As a 20-something Christian who studied youth ministry, approximately 80 per cent of my waking hours are spent on stag dos, travelling to weddings, getting ready for weddings or attending weddings. The three main highlights of this year’s wedding season were: my little brother rapping during our best man speech at our other brother’s wedding, Guvna B dancing to his own song at his own wedding, and doing a wedding talk based almost exclusively on the board game Mouse Trap
This month’s was one of my all-time favourites: a beautiful day with a fabulous couple and a heap of wonderful youth worker friends who went to uni together. We talked, we reminisced, we laughed at the fact that the new editor of this magazine used to sit at the back of lectures playing Football Manager… and then we started talking about youth ministry; about how much has changed in the last seven years. Perhaps it was our late-2000s naivety, but youth work seemed simpler back then: running dropins, discipleship groups and Sunday schools. To be honest, we all fell into running youth ministries that looked pretty similar to those we had been part of as teenagers.
But that’s not the case any more is it? The youth work my mates are doing now, four years after graduating, looks different. We run bakeries that provide skills and jobs for vulnerable women, we work with self-harmers, we’re pioneer ministers and we run charities working in deprived areas. Our youth work is bigger, yet more complex, intricate and more beautiful than we dreamed possible.

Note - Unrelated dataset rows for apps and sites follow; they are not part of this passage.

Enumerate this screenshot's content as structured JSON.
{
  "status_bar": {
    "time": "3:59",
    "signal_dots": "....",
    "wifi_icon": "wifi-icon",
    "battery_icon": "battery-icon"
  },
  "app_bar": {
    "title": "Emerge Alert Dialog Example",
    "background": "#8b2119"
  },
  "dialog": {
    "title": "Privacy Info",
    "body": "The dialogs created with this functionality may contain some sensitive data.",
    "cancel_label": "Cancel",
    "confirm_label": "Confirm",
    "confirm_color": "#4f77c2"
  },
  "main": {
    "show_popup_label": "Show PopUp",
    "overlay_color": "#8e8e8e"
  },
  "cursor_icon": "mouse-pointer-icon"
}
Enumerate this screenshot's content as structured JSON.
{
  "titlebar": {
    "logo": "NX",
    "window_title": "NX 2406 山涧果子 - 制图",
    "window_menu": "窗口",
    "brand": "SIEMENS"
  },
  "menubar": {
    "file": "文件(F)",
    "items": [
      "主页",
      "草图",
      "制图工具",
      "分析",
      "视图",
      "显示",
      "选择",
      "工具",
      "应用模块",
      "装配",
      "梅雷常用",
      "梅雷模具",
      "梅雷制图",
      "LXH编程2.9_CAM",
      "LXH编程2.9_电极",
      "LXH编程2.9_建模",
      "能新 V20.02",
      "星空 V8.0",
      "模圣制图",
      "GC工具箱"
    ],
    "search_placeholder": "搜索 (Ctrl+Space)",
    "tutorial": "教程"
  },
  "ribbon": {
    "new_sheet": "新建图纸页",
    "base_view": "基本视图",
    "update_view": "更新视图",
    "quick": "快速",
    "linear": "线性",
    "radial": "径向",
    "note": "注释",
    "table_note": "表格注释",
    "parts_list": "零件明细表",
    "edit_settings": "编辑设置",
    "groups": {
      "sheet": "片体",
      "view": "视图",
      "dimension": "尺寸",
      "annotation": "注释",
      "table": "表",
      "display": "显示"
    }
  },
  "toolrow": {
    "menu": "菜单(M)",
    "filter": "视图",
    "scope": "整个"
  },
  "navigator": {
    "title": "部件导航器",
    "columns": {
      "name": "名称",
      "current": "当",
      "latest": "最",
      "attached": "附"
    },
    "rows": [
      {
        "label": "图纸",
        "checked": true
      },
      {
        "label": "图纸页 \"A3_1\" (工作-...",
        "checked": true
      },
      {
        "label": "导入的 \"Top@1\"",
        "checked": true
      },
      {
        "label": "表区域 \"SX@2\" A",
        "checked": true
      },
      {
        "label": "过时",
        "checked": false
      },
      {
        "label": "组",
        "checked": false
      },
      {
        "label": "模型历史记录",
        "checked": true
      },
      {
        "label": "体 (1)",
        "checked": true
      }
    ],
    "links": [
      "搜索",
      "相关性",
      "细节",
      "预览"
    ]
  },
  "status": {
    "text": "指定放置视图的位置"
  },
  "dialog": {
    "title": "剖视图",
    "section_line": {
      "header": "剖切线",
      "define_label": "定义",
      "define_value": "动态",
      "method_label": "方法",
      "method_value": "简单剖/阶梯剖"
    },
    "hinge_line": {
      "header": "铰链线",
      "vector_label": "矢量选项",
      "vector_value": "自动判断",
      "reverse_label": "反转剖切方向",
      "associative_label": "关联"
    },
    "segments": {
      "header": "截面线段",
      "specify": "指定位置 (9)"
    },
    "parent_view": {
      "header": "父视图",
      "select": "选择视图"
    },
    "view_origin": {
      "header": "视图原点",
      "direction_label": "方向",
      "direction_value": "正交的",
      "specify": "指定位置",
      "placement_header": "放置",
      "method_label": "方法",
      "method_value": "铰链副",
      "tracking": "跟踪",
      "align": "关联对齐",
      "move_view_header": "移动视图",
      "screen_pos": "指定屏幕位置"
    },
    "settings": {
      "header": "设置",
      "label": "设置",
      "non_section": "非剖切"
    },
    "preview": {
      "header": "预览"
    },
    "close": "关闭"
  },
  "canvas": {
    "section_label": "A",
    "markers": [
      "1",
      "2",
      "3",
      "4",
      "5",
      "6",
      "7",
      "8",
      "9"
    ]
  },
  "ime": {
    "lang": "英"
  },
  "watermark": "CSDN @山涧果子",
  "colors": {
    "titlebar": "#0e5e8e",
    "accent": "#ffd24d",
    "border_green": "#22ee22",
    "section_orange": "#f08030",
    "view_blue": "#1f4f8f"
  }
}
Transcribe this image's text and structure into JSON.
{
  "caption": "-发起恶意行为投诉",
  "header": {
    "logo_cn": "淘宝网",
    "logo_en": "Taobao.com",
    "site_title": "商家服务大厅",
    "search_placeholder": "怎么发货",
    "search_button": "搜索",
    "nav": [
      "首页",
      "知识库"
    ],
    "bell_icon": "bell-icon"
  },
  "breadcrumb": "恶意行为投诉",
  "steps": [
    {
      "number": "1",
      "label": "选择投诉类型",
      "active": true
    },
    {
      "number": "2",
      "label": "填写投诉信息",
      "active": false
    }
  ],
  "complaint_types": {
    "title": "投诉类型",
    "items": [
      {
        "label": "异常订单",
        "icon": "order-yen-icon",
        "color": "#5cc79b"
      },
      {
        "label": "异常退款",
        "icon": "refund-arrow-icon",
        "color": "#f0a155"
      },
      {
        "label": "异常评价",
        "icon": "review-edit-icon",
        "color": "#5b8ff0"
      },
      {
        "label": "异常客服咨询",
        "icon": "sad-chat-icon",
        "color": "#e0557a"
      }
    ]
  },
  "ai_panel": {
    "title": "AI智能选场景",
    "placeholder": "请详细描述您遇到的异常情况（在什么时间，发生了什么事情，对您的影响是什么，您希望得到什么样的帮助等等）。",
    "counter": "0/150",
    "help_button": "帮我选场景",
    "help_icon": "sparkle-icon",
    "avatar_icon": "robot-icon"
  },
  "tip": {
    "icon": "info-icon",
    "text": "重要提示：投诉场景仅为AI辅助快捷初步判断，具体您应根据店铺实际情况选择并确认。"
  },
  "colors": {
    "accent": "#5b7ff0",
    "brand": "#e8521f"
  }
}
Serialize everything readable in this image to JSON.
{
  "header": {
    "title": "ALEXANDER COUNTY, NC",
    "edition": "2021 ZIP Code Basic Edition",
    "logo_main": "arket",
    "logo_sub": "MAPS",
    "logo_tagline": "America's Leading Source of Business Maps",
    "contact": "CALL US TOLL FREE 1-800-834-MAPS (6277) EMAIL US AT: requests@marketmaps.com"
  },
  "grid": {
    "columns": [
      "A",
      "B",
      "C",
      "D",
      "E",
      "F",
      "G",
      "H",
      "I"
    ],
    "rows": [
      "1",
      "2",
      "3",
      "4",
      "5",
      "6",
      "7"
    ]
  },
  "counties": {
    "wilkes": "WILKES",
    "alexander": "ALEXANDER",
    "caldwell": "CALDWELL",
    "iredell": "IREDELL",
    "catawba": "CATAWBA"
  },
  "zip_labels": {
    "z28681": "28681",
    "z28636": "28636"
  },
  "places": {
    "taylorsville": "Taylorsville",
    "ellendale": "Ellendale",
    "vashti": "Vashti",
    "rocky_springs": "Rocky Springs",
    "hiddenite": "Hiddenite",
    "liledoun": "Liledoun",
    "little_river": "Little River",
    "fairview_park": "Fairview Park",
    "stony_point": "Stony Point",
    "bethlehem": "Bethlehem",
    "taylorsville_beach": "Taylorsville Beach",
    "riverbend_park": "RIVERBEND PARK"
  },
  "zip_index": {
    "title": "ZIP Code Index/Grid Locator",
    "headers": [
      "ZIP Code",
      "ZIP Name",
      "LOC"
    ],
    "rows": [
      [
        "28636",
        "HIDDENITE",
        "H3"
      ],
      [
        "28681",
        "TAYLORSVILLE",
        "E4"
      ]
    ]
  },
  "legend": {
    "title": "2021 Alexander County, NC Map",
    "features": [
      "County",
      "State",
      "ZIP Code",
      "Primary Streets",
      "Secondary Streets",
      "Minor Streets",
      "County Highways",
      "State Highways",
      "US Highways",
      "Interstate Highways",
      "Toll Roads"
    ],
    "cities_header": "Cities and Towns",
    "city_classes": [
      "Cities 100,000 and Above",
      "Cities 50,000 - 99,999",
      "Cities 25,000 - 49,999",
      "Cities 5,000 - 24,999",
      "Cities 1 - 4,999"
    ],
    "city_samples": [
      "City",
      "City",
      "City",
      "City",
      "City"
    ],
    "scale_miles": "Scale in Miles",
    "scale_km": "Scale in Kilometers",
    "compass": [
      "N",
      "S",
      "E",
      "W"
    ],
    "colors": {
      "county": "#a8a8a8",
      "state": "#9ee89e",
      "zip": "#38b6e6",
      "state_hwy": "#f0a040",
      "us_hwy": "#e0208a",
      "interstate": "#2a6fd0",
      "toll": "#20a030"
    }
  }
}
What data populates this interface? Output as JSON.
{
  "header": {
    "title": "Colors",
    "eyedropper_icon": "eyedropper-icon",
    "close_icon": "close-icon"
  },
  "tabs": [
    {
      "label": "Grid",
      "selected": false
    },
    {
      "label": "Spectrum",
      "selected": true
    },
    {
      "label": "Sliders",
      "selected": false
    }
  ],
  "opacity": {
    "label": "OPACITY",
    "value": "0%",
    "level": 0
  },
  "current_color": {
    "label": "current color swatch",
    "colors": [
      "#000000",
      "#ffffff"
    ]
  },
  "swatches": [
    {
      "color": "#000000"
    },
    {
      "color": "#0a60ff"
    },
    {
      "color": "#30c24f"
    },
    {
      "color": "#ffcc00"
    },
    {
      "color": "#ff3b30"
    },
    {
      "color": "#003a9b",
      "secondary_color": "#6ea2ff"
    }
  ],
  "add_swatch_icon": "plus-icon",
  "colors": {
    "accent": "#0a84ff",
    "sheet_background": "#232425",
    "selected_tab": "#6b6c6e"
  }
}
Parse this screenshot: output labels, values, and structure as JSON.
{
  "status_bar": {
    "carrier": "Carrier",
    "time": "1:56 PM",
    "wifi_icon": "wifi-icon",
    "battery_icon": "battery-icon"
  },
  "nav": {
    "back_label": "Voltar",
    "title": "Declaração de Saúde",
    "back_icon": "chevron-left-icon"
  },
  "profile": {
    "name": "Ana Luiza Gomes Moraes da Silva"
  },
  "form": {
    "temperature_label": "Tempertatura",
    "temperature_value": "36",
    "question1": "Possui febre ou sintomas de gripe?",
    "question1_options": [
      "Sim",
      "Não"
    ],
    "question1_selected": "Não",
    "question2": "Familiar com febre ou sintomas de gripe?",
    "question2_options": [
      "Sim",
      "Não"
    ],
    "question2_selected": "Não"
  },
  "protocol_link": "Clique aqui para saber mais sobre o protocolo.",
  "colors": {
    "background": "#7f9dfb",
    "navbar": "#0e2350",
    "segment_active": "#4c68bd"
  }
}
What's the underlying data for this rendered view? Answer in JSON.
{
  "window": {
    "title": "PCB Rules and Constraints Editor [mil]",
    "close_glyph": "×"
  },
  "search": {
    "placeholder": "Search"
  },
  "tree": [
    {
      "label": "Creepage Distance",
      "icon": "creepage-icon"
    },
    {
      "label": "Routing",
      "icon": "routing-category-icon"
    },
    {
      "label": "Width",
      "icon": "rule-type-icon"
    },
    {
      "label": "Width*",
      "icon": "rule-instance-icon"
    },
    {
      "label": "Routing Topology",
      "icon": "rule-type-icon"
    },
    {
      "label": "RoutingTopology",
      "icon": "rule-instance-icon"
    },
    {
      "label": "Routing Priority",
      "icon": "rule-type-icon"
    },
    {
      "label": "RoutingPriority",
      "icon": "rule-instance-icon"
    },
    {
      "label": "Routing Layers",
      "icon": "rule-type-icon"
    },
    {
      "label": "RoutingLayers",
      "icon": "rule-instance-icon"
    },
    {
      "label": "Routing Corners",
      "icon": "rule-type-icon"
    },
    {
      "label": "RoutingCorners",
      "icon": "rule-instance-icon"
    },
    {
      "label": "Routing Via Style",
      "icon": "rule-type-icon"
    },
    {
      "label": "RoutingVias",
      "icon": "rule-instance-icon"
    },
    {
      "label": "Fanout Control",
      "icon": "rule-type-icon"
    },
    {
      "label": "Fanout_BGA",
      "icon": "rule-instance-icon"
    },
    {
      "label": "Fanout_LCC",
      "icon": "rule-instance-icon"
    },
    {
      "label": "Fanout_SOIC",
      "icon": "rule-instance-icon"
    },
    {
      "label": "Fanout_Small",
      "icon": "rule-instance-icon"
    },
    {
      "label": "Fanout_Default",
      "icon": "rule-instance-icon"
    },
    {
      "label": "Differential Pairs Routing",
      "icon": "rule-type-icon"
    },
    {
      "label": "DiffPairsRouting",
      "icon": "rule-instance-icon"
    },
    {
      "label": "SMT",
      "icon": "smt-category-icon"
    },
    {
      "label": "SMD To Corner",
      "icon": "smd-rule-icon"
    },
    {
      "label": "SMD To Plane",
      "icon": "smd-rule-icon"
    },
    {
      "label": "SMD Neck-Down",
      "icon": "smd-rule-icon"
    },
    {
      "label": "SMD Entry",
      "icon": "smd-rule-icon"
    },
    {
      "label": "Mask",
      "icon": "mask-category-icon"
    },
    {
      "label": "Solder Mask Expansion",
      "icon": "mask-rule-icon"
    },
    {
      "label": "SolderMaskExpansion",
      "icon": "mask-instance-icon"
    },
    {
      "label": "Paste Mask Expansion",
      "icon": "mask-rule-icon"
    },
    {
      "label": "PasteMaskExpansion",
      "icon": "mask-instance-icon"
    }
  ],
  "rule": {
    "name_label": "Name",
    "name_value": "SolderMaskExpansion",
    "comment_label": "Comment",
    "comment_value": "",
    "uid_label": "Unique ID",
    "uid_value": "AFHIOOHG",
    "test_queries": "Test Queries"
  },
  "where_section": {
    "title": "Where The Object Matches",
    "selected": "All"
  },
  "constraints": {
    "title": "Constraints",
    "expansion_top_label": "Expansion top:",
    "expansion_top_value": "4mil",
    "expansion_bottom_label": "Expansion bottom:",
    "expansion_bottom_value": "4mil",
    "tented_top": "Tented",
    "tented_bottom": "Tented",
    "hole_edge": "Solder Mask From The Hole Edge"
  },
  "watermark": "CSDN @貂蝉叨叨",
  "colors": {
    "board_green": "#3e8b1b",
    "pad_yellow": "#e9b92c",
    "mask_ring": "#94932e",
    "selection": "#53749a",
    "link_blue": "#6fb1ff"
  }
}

The point is this: the time of safe, churchbased, looking-like-it-did-25-years-ago youth ministry is over. Not only has the last quartercentury proved that the current shape of things is insubstantial in plugging all the holes in the Good Ship Youth Ministry, but it is also failing to scratch the surface of the breadth and depth of challenges facing young people in 2015.
In this issue, Mike Royal explores one route we might go down. He questions what it would mean for the Church to step up and fill the holes appearing in society; to plug the gaps that the Government’s cutbacks have left.
It’s not just the shape of youth ministries that are changing; the challenges and issues faced are totally different. During our three years at CYM (other youth ministry training institutions are available), we never spoke about working with transgender young people, but within a few short years it’s become more commonplace and, as such, infinitely more vital that we get our heads around it. I’m so grateful for Rachel Mann’s article on working with young trans people in this issue. We can’t afford to ignore this area of work any more and we pray that this article might reshape our thinking and practice.
In the seven years since I started youth work training as a fresh-faced (literally, the beard the came later) teenager, so much has changed. We’ve got to challenge our perceptions; we’ve got to be open to prophetic, pioneering voices that shake us out of our comfort zones.
I’ve no idea what the next few years are going to look like in youth ministry, but I’m convinced that if we don’t broaden our scope and deepen our thinking, we’re in trouble. My prayer as I start my time as editor is that this magazine maintains its place as a prodder and provoker. My prayer is that we would take more risks and slaughter more sacred cows. My prayer is that reading this magazine will never be comfortable. So, with that in mind, if you’re sitting uncomfortably, we’ll begin…
This month we’re also excited to launch our #LoveCalais fundraising appeal: an opportunity for your youth group to support refugees in the Calais camp. See here for more information.